This data is then stored and analyzed in-house to prepare it for assessment. 

Assessment & Scoring

ESG rating agencies assess which ESG factors are most material to a specific industry or company. Materiality means determining which ESG factors are most relevant and have the most significant impact on the company's business and performance.

For instance, a company that operates in a heavy industry, such as metallurgy, wil have a larger impact on the environment, while a technology company may be more concerned with governance practices. 

Scoring & Weighting

After identifying the relevant ESG factors, rating agencies assign scores to a company based on its performance in these areas.

Each factor is typically weighted based on its materiality and importance to the industry. For example, carbon emissions might carry more weight for an energy company than a technology company.

Based on the scores and weighting of individual ESG factors, companies receive an overall ESG rating or score.

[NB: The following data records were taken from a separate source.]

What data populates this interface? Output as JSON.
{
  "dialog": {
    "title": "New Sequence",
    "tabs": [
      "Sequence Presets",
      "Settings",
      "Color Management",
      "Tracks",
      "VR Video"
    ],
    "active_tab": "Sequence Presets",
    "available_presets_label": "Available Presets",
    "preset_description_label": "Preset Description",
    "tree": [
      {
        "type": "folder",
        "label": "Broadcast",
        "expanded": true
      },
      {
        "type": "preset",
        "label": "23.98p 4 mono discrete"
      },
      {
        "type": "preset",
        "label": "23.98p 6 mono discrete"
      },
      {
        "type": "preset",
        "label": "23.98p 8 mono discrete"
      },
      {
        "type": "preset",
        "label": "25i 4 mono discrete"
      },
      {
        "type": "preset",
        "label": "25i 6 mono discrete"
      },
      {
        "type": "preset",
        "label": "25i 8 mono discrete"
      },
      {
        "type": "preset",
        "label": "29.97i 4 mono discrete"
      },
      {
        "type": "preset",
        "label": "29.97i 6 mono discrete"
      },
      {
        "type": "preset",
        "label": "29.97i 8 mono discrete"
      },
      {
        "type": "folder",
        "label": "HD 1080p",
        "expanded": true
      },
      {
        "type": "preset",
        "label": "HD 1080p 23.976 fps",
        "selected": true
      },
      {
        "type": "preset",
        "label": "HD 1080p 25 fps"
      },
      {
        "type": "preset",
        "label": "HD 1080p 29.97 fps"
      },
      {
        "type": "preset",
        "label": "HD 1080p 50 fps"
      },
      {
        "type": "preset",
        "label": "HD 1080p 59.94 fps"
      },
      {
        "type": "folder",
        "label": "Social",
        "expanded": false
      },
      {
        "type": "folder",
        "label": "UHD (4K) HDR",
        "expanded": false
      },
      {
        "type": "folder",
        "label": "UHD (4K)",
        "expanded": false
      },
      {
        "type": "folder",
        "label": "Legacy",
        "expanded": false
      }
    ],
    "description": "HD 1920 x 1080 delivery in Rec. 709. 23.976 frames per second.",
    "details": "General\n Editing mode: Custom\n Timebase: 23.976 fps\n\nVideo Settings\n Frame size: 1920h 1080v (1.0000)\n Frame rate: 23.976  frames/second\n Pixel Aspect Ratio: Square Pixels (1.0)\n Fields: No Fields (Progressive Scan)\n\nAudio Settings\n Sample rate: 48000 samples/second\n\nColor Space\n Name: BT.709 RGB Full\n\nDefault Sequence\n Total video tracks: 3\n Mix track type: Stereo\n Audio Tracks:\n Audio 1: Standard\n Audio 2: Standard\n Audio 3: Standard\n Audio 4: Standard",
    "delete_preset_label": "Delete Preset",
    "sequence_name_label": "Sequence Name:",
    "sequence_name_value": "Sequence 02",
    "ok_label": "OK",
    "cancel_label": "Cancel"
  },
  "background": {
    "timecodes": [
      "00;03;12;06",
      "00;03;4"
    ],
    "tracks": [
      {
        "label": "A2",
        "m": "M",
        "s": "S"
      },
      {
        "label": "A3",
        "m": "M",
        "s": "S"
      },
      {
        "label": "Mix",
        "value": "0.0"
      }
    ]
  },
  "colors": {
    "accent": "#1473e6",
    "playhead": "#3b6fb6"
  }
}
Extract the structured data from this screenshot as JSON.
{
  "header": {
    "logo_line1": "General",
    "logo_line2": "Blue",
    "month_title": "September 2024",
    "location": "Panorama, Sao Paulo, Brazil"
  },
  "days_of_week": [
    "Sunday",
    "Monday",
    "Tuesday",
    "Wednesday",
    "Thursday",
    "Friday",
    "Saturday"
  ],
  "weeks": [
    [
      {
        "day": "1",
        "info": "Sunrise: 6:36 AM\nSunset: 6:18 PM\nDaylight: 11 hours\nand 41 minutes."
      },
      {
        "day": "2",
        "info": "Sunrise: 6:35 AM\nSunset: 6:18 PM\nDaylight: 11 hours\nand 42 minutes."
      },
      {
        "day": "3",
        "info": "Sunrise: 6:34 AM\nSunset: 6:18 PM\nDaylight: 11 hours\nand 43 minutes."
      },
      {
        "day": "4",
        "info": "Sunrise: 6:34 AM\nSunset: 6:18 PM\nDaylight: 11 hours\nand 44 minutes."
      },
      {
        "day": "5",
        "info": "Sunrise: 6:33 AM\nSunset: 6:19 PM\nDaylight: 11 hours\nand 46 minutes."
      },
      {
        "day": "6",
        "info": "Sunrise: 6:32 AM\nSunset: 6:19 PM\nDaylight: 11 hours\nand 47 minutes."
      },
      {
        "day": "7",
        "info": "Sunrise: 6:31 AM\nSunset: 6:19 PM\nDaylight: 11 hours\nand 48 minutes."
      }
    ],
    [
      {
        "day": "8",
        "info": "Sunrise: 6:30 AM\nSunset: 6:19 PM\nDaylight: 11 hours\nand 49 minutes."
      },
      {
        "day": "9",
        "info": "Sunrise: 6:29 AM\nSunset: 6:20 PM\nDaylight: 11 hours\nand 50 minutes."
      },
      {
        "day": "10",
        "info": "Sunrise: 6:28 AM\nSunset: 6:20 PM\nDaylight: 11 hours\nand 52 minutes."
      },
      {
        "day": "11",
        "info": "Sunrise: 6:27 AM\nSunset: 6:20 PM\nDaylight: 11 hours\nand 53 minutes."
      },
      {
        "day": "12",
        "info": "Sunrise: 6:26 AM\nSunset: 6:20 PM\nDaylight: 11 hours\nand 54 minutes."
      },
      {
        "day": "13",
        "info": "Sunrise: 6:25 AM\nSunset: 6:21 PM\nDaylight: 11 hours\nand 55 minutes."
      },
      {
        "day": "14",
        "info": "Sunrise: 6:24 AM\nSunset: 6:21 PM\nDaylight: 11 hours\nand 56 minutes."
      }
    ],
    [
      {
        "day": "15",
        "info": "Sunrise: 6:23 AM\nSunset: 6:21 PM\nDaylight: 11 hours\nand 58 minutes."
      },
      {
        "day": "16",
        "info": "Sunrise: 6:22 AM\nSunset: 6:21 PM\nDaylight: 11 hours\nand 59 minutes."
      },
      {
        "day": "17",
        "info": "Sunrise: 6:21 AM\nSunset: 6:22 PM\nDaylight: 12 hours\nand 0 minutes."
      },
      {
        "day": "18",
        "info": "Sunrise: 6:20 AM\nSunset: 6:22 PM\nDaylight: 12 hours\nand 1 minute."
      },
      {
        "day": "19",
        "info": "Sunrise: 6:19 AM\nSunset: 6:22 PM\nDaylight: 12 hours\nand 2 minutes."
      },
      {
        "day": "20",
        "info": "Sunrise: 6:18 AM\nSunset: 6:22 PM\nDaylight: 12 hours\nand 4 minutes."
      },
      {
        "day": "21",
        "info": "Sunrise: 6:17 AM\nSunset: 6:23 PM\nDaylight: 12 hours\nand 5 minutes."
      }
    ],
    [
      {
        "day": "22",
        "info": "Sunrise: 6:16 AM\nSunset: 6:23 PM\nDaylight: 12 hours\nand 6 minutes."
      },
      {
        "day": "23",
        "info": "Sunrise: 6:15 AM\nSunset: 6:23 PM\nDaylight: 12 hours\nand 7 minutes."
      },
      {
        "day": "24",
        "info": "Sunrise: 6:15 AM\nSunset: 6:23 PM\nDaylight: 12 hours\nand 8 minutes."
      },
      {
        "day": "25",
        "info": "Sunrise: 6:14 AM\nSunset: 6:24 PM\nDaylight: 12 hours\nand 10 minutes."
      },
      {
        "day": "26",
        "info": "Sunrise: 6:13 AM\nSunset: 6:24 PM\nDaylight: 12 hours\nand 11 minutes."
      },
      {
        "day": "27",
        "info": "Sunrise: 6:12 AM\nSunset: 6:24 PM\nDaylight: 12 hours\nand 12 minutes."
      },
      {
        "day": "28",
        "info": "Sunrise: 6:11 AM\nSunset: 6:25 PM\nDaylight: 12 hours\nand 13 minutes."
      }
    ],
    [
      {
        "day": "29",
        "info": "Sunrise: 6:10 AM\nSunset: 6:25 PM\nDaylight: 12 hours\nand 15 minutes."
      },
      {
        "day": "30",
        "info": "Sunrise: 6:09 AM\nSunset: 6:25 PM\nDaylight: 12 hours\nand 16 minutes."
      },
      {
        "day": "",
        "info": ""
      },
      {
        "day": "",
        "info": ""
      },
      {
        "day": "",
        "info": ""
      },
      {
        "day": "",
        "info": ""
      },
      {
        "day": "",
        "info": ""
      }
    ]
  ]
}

These ratings can be in the form of a numerical score, a letter grade, or other rating systems, depending on the specific agency.

Reporting & Disclosure

ESG rating agencies typically provide detailed reports and data on a company's ESG performance, including strengths and weaknesses, to help investors and other stakeholders make informed decisions.

In many cases, ESG data is included in the governance documents included in the annual reports and financial statements. 

How Investors Use ESG Ratings

When investors assess the ESG ratings they may look to compare the ratings with competing firms to see how they stack up against the competition. 

Conversely, some investors may not be concerned with ESG ratings at all and may have criticisms with the methods of data collection in ESG assessments. 

Regardless, ESG ratings can be useful metrics to assess the inner workings of companies that may not be as evident when viewing the stock market through a trading platform. ESG ratings give some insight into the upper management of a company and the values they uphold. 

Key Takeaways From What Does ESG Mean In Trading

  • ESG, or environmental, social, and governance policies are a set of measurements used by investors and analysts to assess the effects of companies on the environment, local communities, and the world
  • ESG agencies rate companies individually, based on their relevant measures and policies
  • Certain companies, such as manufacturing firms, are assessed in detail on their environmental impact, while the scores for other companies may be weighted more towards internal governance 
  • Some investors may disregard ESG ratings and not consider them at all when picking the stocks for their portfolios 

FAQ On ESG In Trading

How do ESG ratings work?

ESG ratings assess a company's environmental, social, and governance practices. Rating agencies collect data, assign scores based on performance, and may weight factors by materiality. These ratings help investors evaluate sustainability, risk, and ethical considerations when making investment decisions.

What are ESG agencies?

ESG agencies, such as MSCI, Sustainalytics, and CDP, are organizations that evaluate and rate companies based on their environmental, social, and governance (ESG) performance. They provide data and analysis to help investors assess sustainability and ethical factors in their investment decisions.

How are ESG ratings calculated?

ESG ratings are calculated by ESG rating agencies using a data-driven process. They collect and analyze information on a company's environmental, social, and governance practices, assign scores to individual factors, weigh them by materiality, and provide an overall ESG rating or score.